  18. Limpopo River Basin

  19. Flash floods: • Occur in small river basins (50 – 200 square km) • Quick response (<6 hours) between heavy rain and flooding • Traditional hydrologic models ineffective due to small lead time • Rainfall measurements on hourly basis using rain gauges and weather radars and satellites are very important • Promising system implemented in Central America • Situation in SADC • There is currently no flash flood warning system operational • Real time rainfall measurement only in South Africa • Very few weather radars outside SA (Mozambique has 2, Botswana has 1) and their coverage not sufficient • SA is investigating implementation of Central American system under radar coverage in flood prone regions

  20. Example of the Central American flash flood warning system

  21. Way Forward

  22. 1. Integrated Flood Management as a comprehensive solution • Munich Re: “It is not possible to prevent disasters, we rather need to learn to live with them” • WMO developed an Integrated Flood Management program as part of a holistic disaster risk management approach • Early warning systems • Socio-economic activities to balance needs and risks • Structural solutions such as levees and dams • Non-structural measures such as land-use regulation • Awareness raising of population and governments • This approach should be strongly supported

  23. 2. Early Warning through Flood Forecasting • WMO emphasizes that the most critical aspect of a flood-loss reduction strategy, lies in emergency preparedness and response, particularly a flood forecasting and warning system • This requires collaboration between meteorologists, hydrologists and disaster managers, and between countries

  24. Forecasting for large scale river floods: • Development of comprehensive hydrologic river forecasting models for the large basins (Limpopo, Zambesi, etc) • Long-term solution • Depends heavily on the improvement of rainfall measurement and river level monitoring in all riparian countries of river basins • An example is the efforts by the Limpopo Basin Commission • Investigate more crude interim measure such as the US satellite based system to provide some kind of guidance • Easier to implement since it does not depend on surface data • But, it is less accurate because it uses only remote observations by satellite and not real data

  25. Forecasting for flash floods: • South Africa is investigating the implementation of a flash flood warning system based on the Central American system • Can operate under the radar coverage in flash flood prone basins of 50 to 100 square km • Complement the SAWS current early warning system • WMO is planning the development of a global flash flood warning system (FFGS) based on the Central American system, but using only satellite information • Can be rolled out where no surface data exists • Can only work for larger basins of about 200 square km • Will be implemented on a regional basis (like SADC) in 2010 • SAWS as a RSMC can play a pivotal role in this activity
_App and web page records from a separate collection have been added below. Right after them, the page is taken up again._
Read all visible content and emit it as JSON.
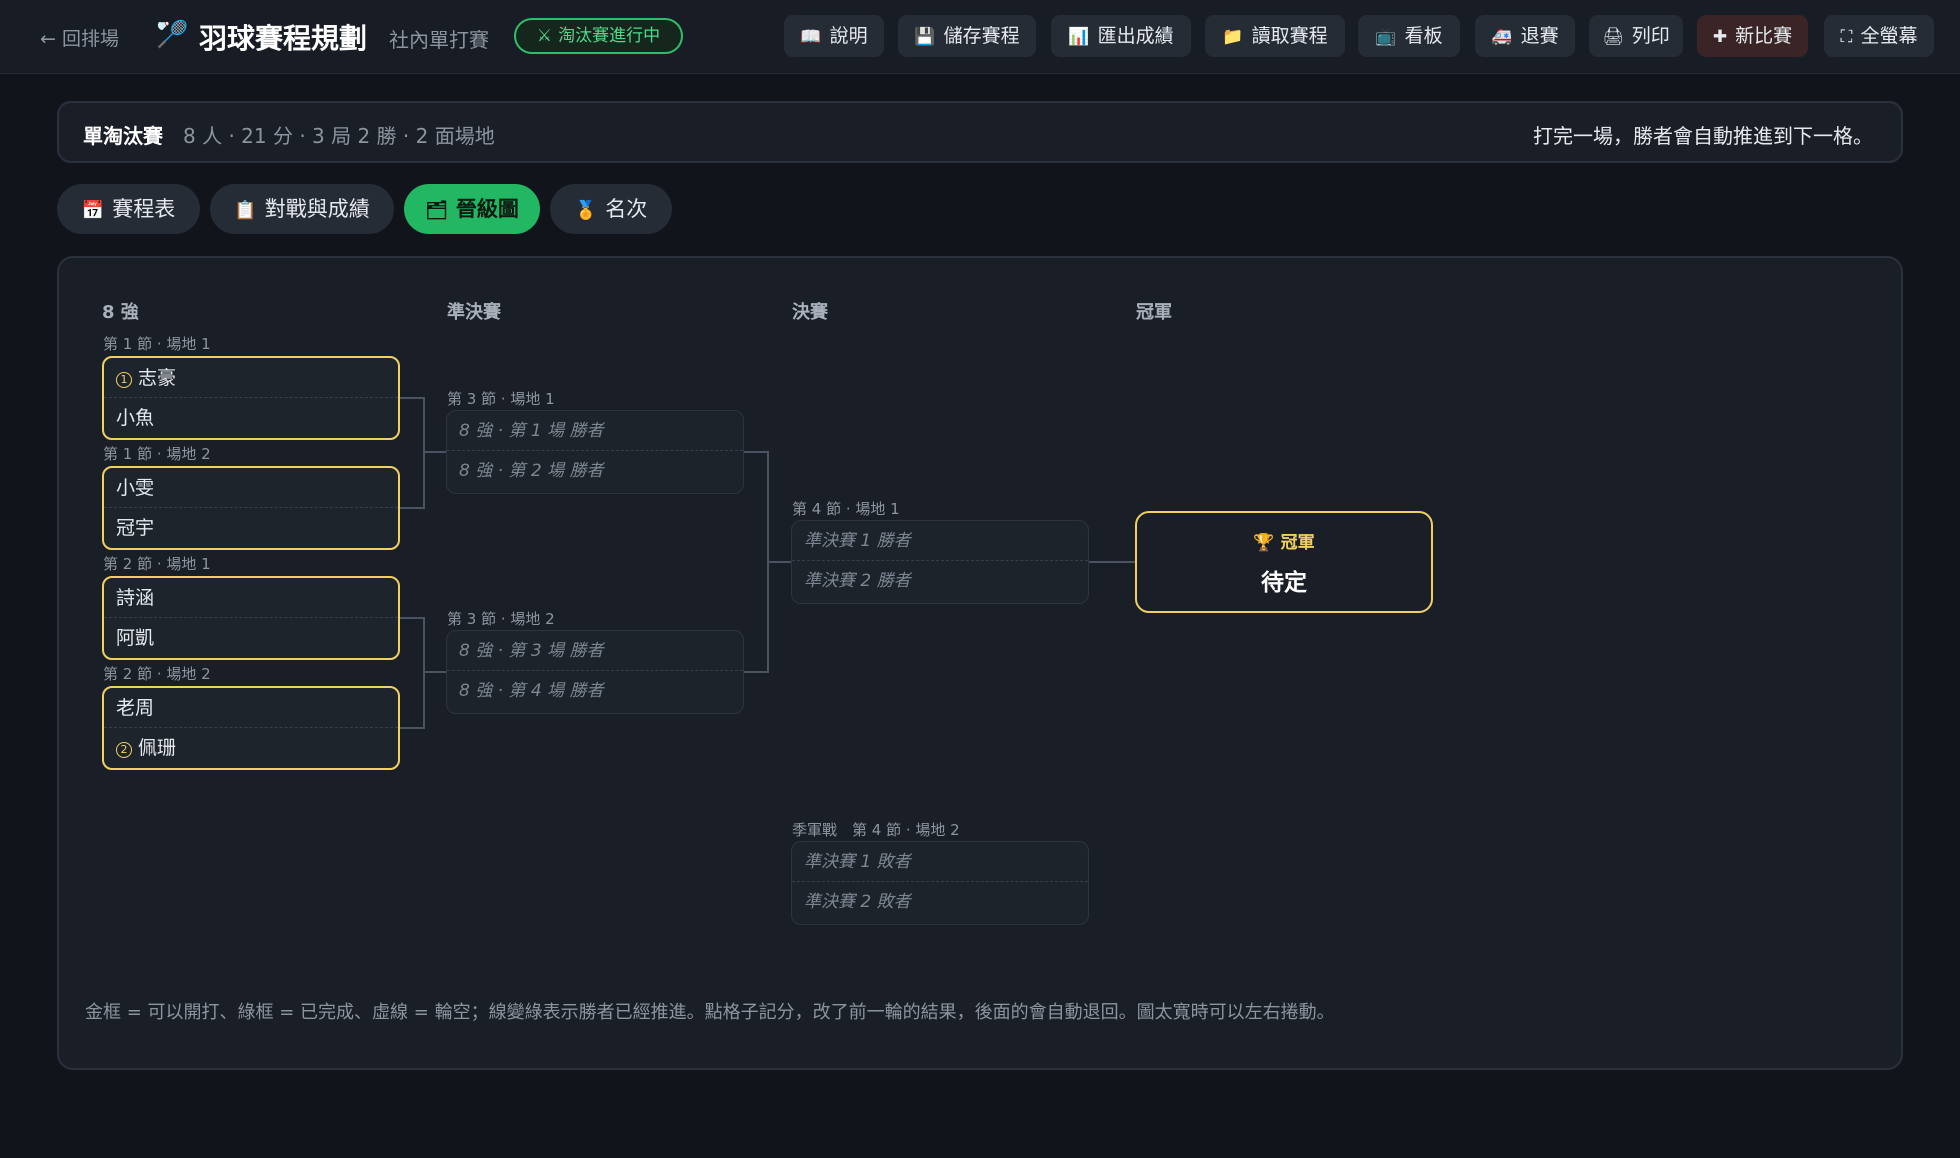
{
  "header": {
    "back_label": "← 回排場",
    "title": "羽球賽程規劃",
    "subtitle": "社內單打賽",
    "status_badge": "淘汰賽進行中",
    "toolbar": [
      {
        "name": "help-button",
        "icon": "book-icon",
        "glyph": "📖",
        "label": "說明"
      },
      {
        "name": "save-schedule-button",
        "icon": "floppy-disk-icon",
        "glyph": "💾",
        "label": "儲存賽程"
      },
      {
        "name": "export-results-button",
        "icon": "bar-chart-icon",
        "glyph": "📊",
        "label": "匯出成績"
      },
      {
        "name": "load-schedule-button",
        "icon": "folder-icon",
        "glyph": "📁",
        "label": "讀取賽程"
      },
      {
        "name": "scoreboard-button",
        "icon": "tv-icon",
        "glyph": "📺",
        "label": "看板"
      },
      {
        "name": "withdraw-button",
        "icon": "ambulance-icon",
        "glyph": "🚑",
        "label": "退賽"
      },
      {
        "name": "print-button",
        "icon": "printer-icon",
        "glyph": "🖨",
        "label": "列印"
      },
      {
        "name": "new-match-button",
        "icon": "plus-icon",
        "glyph": "✚",
        "label": "新比賽"
      },
      {
        "name": "fullscreen-button",
        "icon": "fullscreen-icon",
        "glyph": "⛶",
        "label": "全螢幕"
      }
    ]
  },
  "info": {
    "mode": "單淘汰賽",
    "meta": "8 人 · 21 分 · 3 局 2 勝 · 2 面場地",
    "hint": "打完一場，勝者會自動推進到下一格。"
  },
  "tabs": [
    {
      "name": "tab-schedule",
      "icon": "calendar-icon",
      "glyph": "📅",
      "label": "賽程表"
    },
    {
      "name": "tab-matches-results",
      "icon": "clipboard-icon",
      "glyph": "📋",
      "label": "對戰與成績"
    },
    {
      "name": "tab-bracket",
      "icon": "bracket-icon",
      "glyph": "🗂",
      "label": "晉級圖"
    },
    {
      "name": "tab-ranking",
      "icon": "medal-icon",
      "glyph": "🏅",
      "label": "名次"
    }
  ],
  "bracket": {
    "rounds": [
      "8 強",
      "準決賽",
      "決賽",
      "冠軍"
    ],
    "quarterfinals": [
      {
        "label": "第 1 節 · 場地 1",
        "top": "志豪",
        "top_seed": "1",
        "bottom": "小魚"
      },
      {
        "label": "第 1 節 · 場地 2",
        "top": "小雯",
        "bottom": "冠宇"
      },
      {
        "label": "第 2 節 · 場地 1",
        "top": "詩涵",
        "bottom": "阿凱"
      },
      {
        "label": "第 2 節 · 場地 2",
        "top": "老周",
        "bottom": "佩珊",
        "bottom_seed": "2"
      }
    ],
    "semifinals": [
      {
        "label": "第 3 節 · 場地 1",
        "top": "8 強 · 第 1 場 勝者",
        "bottom": "8 強 · 第 2 場 勝者"
      },
      {
        "label": "第 3 節 · 場地 2",
        "top": "8 強 · 第 3 場 勝者",
        "bottom": "8 強 · 第 4 場 勝者"
      }
    ],
    "final": {
      "label": "第 4 節 · 場地 1",
      "top": "準決賽 1 勝者",
      "bottom": "準決賽 2 勝者"
    },
    "third_place": {
      "label": "季軍戰　第 4 節 · 場地 2",
      "top": "準決賽 1 敗者",
      "bottom": "準決賽 2 敗者"
    },
    "champion": {
      "label": "冠軍",
      "value": "待定"
    }
  },
  "legend_note": "金框 = 可以開打、綠框 = 已完成、虛線 = 輪空；線變綠表示勝者已經推進。點格子記分，改了前一輪的結果，後面的會自動退回。圖太寬時可以左右捲動。"
}
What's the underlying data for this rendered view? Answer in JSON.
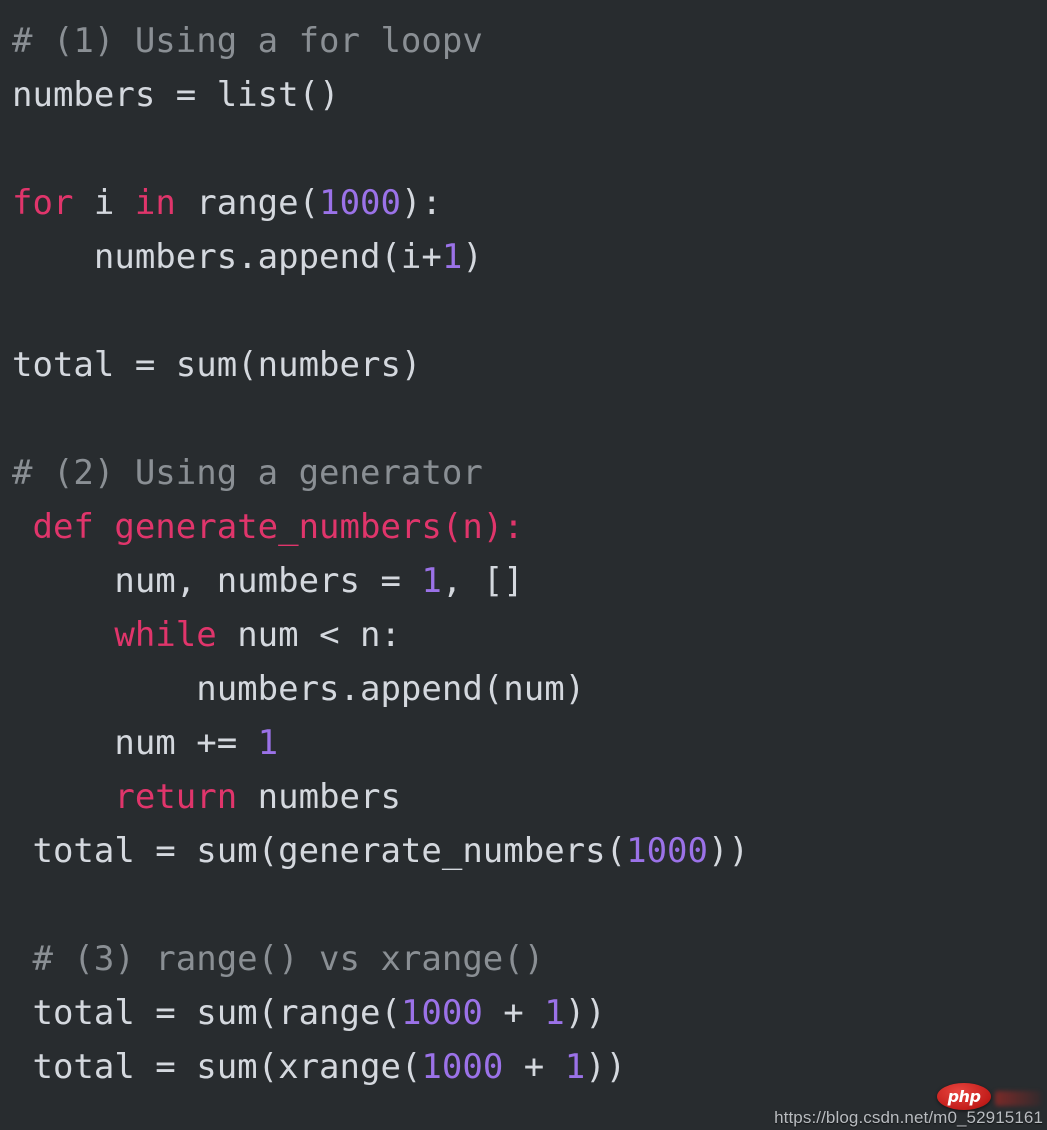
{
  "editor": {
    "background_color": "#282c2f",
    "foreground_color": "#d4d8de",
    "comment_color": "#8a8f94",
    "keyword_color": "#e0356b",
    "number_color": "#9b72e8",
    "language": "python",
    "lines": [
      {
        "id": "line-1",
        "indent": 0,
        "text": "# (1) Using a for loopv",
        "tokens": [
          {
            "t": "# (1) Using a for loopv",
            "c": "comment"
          }
        ]
      },
      {
        "id": "line-2",
        "indent": 0,
        "text": "numbers = list()",
        "tokens": [
          {
            "t": "numbers = list()",
            "c": "plain"
          }
        ]
      },
      {
        "id": "line-3",
        "indent": 0,
        "text": "",
        "tokens": []
      },
      {
        "id": "line-4",
        "indent": 0,
        "text": "for i in range(1000):",
        "tokens": [
          {
            "t": "for",
            "c": "kw"
          },
          {
            "t": " i ",
            "c": "plain"
          },
          {
            "t": "in",
            "c": "kw"
          },
          {
            "t": " range(",
            "c": "plain"
          },
          {
            "t": "1000",
            "c": "num"
          },
          {
            "t": "):",
            "c": "plain"
          }
        ]
      },
      {
        "id": "line-5",
        "indent": 0,
        "text": "    numbers.append(i+1)",
        "tokens": [
          {
            "t": "    numbers.append(i+",
            "c": "plain"
          },
          {
            "t": "1",
            "c": "num"
          },
          {
            "t": ")",
            "c": "plain"
          }
        ]
      },
      {
        "id": "line-6",
        "indent": 0,
        "text": "",
        "tokens": []
      },
      {
        "id": "line-7",
        "indent": 0,
        "text": "total = sum(numbers)",
        "tokens": [
          {
            "t": "total = sum(numbers)",
            "c": "plain"
          }
        ]
      },
      {
        "id": "line-8",
        "indent": 0,
        "text": "",
        "tokens": []
      },
      {
        "id": "line-9",
        "indent": 0,
        "text": "# (2) Using a generator",
        "tokens": [
          {
            "t": "# (2) Using a generator",
            "c": "comment"
          }
        ]
      },
      {
        "id": "line-10",
        "indent": 0,
        "text": " def generate_numbers(n):",
        "tokens": [
          {
            "t": " def generate_numbers(n):",
            "c": "kw"
          }
        ]
      },
      {
        "id": "line-11",
        "indent": 0,
        "text": "     num, numbers = 1, []",
        "tokens": [
          {
            "t": "     num, numbers = ",
            "c": "plain"
          },
          {
            "t": "1",
            "c": "num"
          },
          {
            "t": ", []",
            "c": "plain"
          }
        ]
      },
      {
        "id": "line-12",
        "indent": 0,
        "text": "     while num < n:",
        "tokens": [
          {
            "t": "     ",
            "c": "plain"
          },
          {
            "t": "while",
            "c": "kw"
          },
          {
            "t": " num < n:",
            "c": "plain"
          }
        ]
      },
      {
        "id": "line-13",
        "indent": 0,
        "text": "         numbers.append(num)",
        "tokens": [
          {
            "t": "         numbers.append(num)",
            "c": "plain"
          }
        ]
      },
      {
        "id": "line-14",
        "indent": 0,
        "text": "     num += 1",
        "tokens": [
          {
            "t": "     num += ",
            "c": "plain"
          },
          {
            "t": "1",
            "c": "num"
          }
        ]
      },
      {
        "id": "line-15",
        "indent": 0,
        "text": "     return numbers",
        "tokens": [
          {
            "t": "     ",
            "c": "plain"
          },
          {
            "t": "return",
            "c": "kw"
          },
          {
            "t": " numbers",
            "c": "plain"
          }
        ]
      },
      {
        "id": "line-16",
        "indent": 0,
        "text": " total = sum(generate_numbers(1000))",
        "tokens": [
          {
            "t": " total = sum(generate_numbers(",
            "c": "plain"
          },
          {
            "t": "1000",
            "c": "num"
          },
          {
            "t": "))",
            "c": "plain"
          }
        ]
      },
      {
        "id": "line-17",
        "indent": 0,
        "text": "",
        "tokens": []
      },
      {
        "id": "line-18",
        "indent": 0,
        "text": " # (3) range() vs xrange()",
        "tokens": [
          {
            "t": " # (3) range() vs xrange()",
            "c": "comment"
          }
        ]
      },
      {
        "id": "line-19",
        "indent": 0,
        "text": " total = sum(range(1000 + 1))",
        "tokens": [
          {
            "t": " total = sum(range(",
            "c": "plain"
          },
          {
            "t": "1000",
            "c": "num"
          },
          {
            "t": " + ",
            "c": "plain"
          },
          {
            "t": "1",
            "c": "num"
          },
          {
            "t": "))",
            "c": "plain"
          }
        ]
      },
      {
        "id": "line-20",
        "indent": 0,
        "text": " total = sum(xrange(1000 + 1))",
        "tokens": [
          {
            "t": " total = sum(xrange(",
            "c": "plain"
          },
          {
            "t": "1000",
            "c": "num"
          },
          {
            "t": " + ",
            "c": "plain"
          },
          {
            "t": "1",
            "c": "num"
          },
          {
            "t": "))",
            "c": "plain"
          }
        ]
      }
    ]
  },
  "watermark": {
    "url_text": "https://blog.csdn.net/m0_52915161",
    "badge_text": "php",
    "badge_color": "#c21d1a"
  }
}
  26. 3. Enhancing data measuring • Reliable weather and hydrological data is an essential system for flood forecasting systems • Particularly rainfall and river flow and water level monitoring • WMO operates the SADC-HYCOS program aimed at improving hydrological monitoring. • National meteorological services must continuously improve their existing rainfall networks substantially • This depends heavily on funding levels

  27. FOR THERE IS NO NOAH AMONG US For there is no Noah among us, let us do it ourselves. Let us not attempt to cross flooded rivers. Let us not build our homes on river banks. Let us not build our homes on low land. Let us fill gullies and stop them from becoming rivers. For there is no Noah among us, let us protect ourselves from floods Poem by NokuthulaNdou Grade 6 Pupil Shashi Primary School Maramani Communal Areas Beit Bridge Zimbabwe